Check every line below for the word "Google" and show those that hold it.

Component data from apps and pages:
════════
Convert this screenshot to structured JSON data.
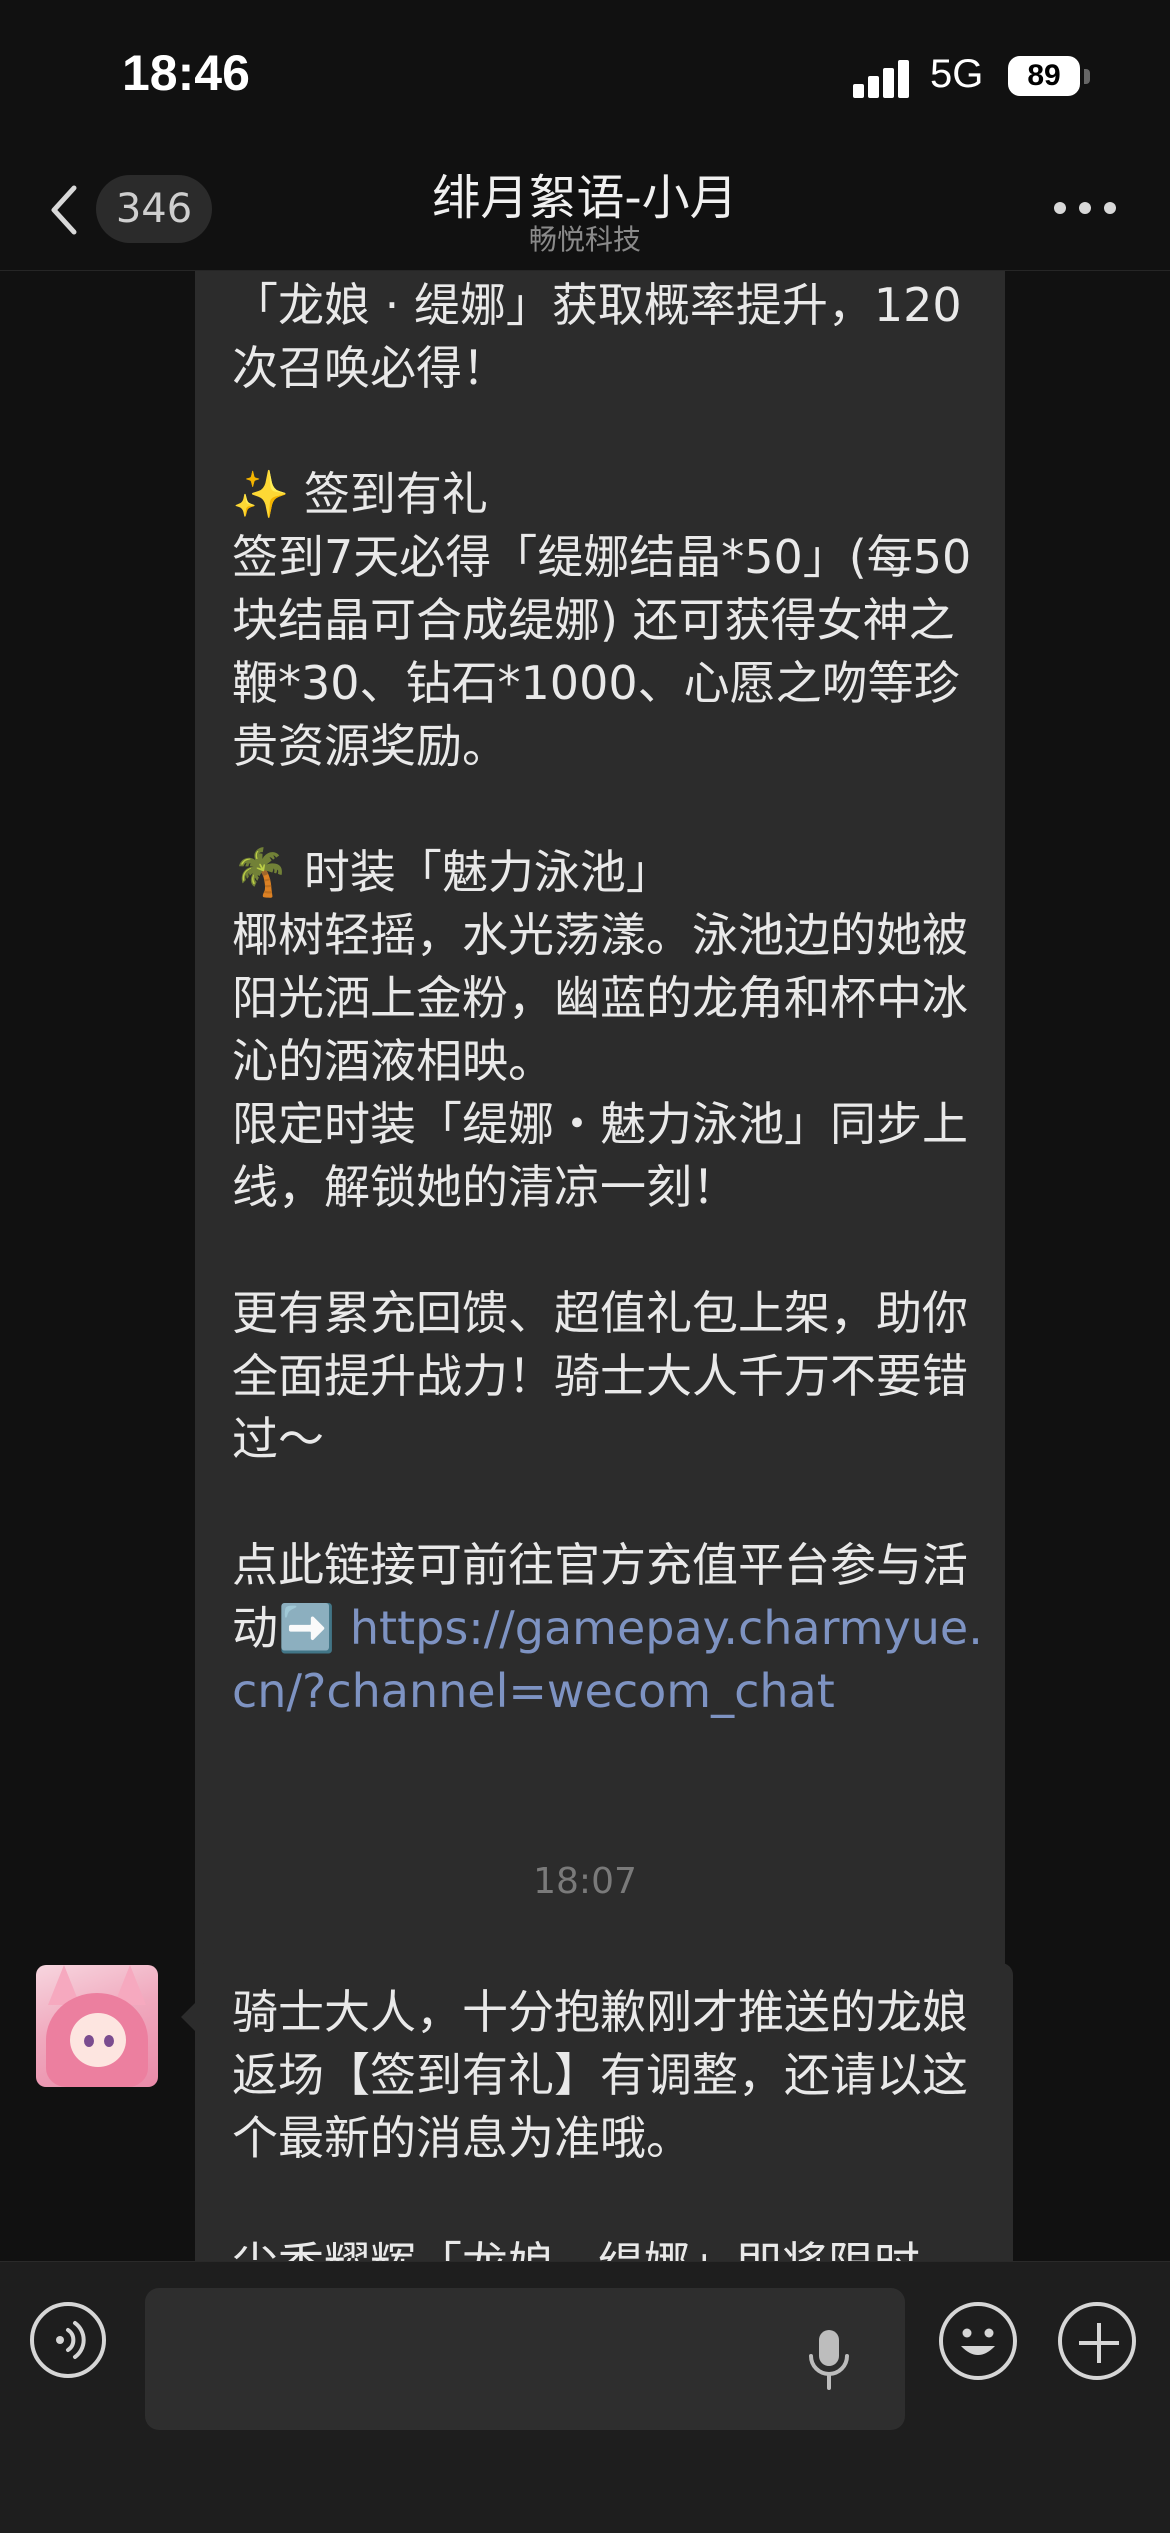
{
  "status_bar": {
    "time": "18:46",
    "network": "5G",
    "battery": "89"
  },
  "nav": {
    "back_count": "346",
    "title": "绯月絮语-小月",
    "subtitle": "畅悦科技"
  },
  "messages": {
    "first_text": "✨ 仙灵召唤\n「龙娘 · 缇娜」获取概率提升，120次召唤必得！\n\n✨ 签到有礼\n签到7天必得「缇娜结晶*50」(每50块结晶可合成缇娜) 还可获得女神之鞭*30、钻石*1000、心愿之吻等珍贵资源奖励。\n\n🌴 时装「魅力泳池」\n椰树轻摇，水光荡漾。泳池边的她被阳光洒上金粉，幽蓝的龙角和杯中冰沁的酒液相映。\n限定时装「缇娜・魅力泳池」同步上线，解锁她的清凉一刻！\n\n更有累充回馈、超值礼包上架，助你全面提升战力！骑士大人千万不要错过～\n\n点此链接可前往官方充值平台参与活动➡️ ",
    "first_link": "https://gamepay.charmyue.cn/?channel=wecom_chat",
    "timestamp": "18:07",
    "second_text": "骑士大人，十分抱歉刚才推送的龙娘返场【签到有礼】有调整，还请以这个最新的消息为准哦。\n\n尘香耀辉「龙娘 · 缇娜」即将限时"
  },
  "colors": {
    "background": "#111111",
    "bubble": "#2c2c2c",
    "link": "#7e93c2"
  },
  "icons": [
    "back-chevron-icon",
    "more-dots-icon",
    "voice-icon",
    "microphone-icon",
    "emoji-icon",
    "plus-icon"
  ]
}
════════
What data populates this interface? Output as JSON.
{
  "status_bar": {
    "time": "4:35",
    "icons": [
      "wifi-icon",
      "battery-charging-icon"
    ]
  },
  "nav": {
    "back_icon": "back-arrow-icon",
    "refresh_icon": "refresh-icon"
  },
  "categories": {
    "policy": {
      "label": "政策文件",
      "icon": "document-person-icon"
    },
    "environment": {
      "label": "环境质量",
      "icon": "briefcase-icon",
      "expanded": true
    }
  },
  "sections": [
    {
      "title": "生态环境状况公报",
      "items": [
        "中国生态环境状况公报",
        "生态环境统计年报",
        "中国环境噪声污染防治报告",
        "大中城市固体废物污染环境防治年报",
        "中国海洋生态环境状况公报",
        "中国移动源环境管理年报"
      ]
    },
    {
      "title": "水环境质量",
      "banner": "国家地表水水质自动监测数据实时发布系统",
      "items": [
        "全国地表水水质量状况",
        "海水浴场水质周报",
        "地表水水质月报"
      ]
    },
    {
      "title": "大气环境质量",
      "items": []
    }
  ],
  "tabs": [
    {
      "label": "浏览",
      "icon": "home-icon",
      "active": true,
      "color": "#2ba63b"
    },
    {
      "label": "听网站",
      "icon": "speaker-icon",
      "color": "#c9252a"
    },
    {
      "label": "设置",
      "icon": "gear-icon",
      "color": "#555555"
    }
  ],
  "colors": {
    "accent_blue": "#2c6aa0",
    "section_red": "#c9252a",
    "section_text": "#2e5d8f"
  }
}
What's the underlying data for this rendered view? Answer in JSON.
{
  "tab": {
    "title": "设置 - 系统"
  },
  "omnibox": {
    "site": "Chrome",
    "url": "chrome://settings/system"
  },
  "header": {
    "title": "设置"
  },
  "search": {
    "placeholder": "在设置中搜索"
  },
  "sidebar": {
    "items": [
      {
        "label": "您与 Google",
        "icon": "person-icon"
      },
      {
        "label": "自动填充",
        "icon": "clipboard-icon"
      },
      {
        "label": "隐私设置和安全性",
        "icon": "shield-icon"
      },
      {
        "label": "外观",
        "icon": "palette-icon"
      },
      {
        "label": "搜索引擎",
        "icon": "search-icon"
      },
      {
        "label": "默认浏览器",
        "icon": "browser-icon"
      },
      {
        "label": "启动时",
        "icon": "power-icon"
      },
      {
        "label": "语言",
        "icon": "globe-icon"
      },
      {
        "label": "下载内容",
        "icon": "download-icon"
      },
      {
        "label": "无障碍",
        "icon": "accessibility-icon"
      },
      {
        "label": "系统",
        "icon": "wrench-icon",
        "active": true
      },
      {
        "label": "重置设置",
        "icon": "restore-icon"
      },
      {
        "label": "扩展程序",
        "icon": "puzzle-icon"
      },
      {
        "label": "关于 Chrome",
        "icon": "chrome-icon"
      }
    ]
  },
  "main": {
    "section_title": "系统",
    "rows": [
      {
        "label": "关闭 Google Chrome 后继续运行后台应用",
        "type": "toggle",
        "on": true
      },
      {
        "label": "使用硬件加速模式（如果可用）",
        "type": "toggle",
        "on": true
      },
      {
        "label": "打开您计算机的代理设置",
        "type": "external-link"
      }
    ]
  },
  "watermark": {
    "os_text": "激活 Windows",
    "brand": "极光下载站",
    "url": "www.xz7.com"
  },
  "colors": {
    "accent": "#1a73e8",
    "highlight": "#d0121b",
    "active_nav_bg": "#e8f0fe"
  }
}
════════
▶ _Problem solution_
        "label": "您与 Google",
        "label": "关闭 Google Chrome 后继续运行后台应用",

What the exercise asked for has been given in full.